((

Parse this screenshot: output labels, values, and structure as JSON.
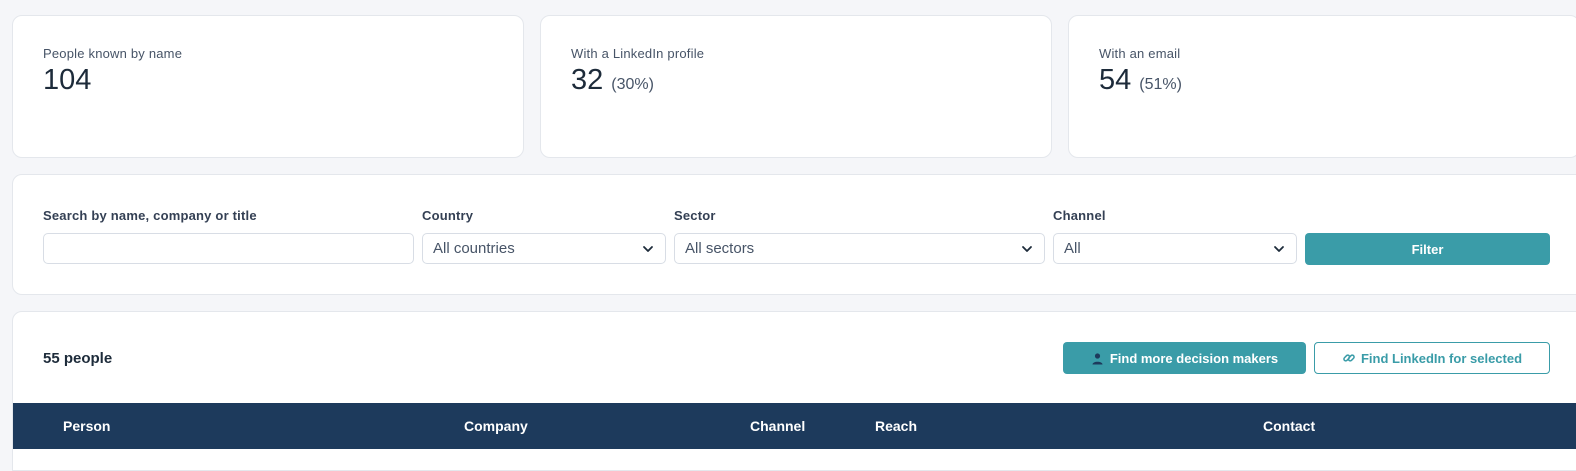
{
  "stats": [
    {
      "label": "People known by name",
      "value": "104",
      "pct": ""
    },
    {
      "label": "With a LinkedIn profile",
      "value": "32",
      "pct": "(30%)"
    },
    {
      "label": "With an email",
      "value": "54",
      "pct": "(51%)"
    }
  ],
  "filters": {
    "search_label": "Search by name, company or title",
    "search_value": "",
    "country_label": "Country",
    "country_value": "All countries",
    "sector_label": "Sector",
    "sector_value": "All sectors",
    "channel_label": "Channel",
    "channel_value": "All",
    "filter_button": "Filter"
  },
  "results": {
    "count": "55 people",
    "find_decision_makers": "Find more decision makers",
    "find_linkedin": "Find LinkedIn for selected",
    "columns": [
      "Person",
      "Company",
      "Channel",
      "Reach",
      "Contact"
    ]
  },
  "colors": {
    "accent": "#3a9ca8",
    "header_bg": "#1d3a5c"
  }
}
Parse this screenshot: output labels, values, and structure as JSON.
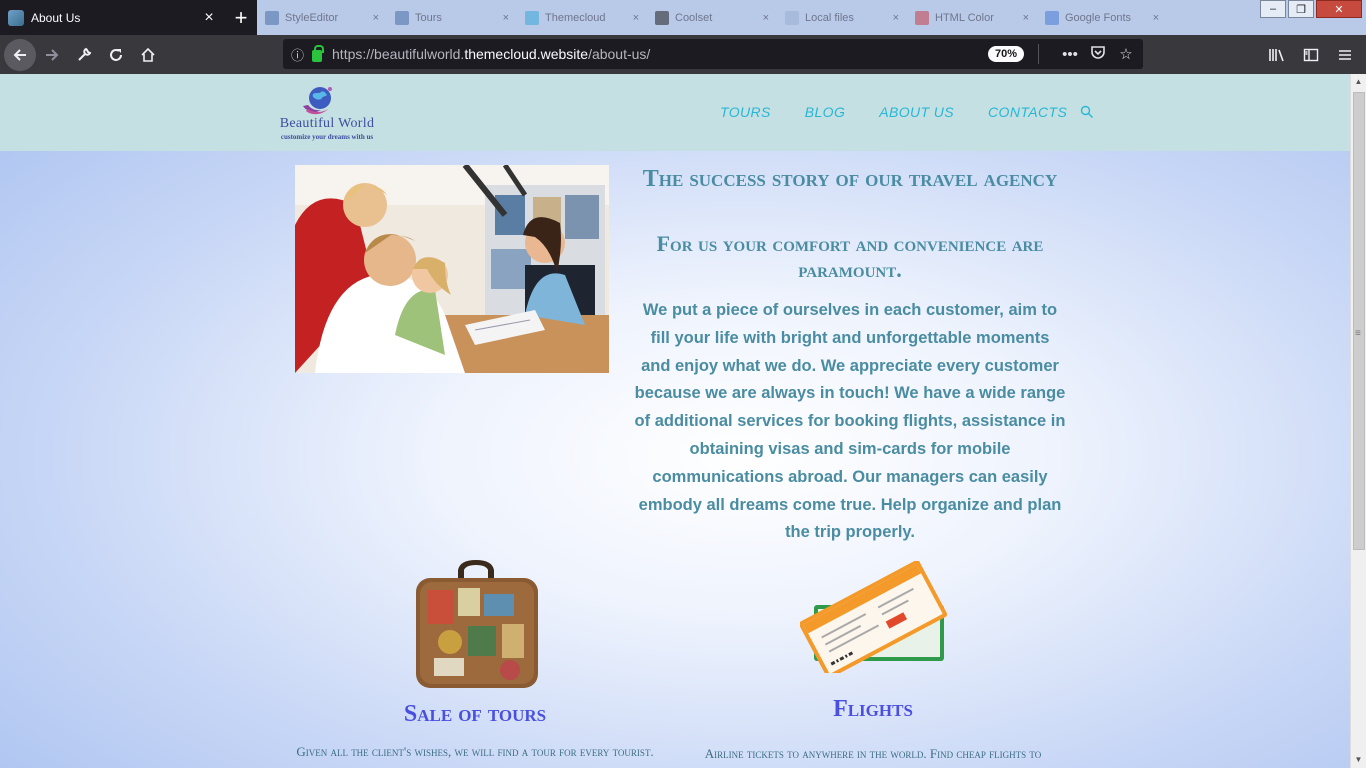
{
  "browser": {
    "active_tab": {
      "title": "About Us",
      "close": "×"
    },
    "new_tab": "+",
    "background_tabs": [
      {
        "title": "StyleEditor",
        "color": "#4a6fa5"
      },
      {
        "title": "Tours",
        "color": "#4a6fa5"
      },
      {
        "title": "Themecloud",
        "color": "#3aa8d8"
      },
      {
        "title": "Coolset",
        "color": "#222222"
      },
      {
        "title": "Local files",
        "color": "#9ab0d4"
      },
      {
        "title": "HTML Color",
        "color": "#c8414a"
      },
      {
        "title": "Google Fonts",
        "color": "#4a7bd6"
      }
    ],
    "window_controls": {
      "minimize": "–",
      "maximize": "❐",
      "close": "✕"
    },
    "url": {
      "prefix": "https://beautifulworld.",
      "domain": "themecloud.website",
      "path": "/about-us/"
    },
    "zoom": "70%",
    "icons": {
      "back": "back-arrow-icon",
      "forward": "forward-arrow-icon",
      "tools": "wrench-icon",
      "reload": "reload-icon",
      "home": "home-icon",
      "info": "info-icon",
      "lock": "lock-icon",
      "more": "ellipsis-icon",
      "pocket": "pocket-icon",
      "star": "star-icon",
      "library": "library-icon",
      "sidebar": "sidebar-icon",
      "menu": "hamburger-icon"
    }
  },
  "site": {
    "logo": {
      "brand": "Beautiful World",
      "tagline": "customize your dreams with us"
    },
    "menu": [
      "TOURS",
      "BLOG",
      "ABOUT US",
      "CONTACTS"
    ],
    "accent": "#29b6d6",
    "heading_color": "#4a8ca2",
    "feature_title_color": "#4a4fe0"
  },
  "content": {
    "title1": "The success story of our travel agency",
    "title2": "For us your comfort and convenience are paramount.",
    "paragraph": "We put a piece of ourselves in each customer, aim to fill your life with bright and unforgettable moments and enjoy what we do. We appreciate every customer because we are always in touch! We have a wide range of additional services for booking flights, assistance in obtaining visas and sim-cards for mobile communications abroad. Our managers can easily embody all dreams come true. Help organize and plan the trip properly.",
    "features": [
      {
        "title": "Sale of tours",
        "text": "Given all the client's wishes, we will find a tour for every tourist."
      },
      {
        "title": "Flights",
        "text": "Airline tickets to anywhere in the world. Find cheap flights to"
      }
    ]
  }
}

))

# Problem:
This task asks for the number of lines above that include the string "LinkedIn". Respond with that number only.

# Output of the exercise:
2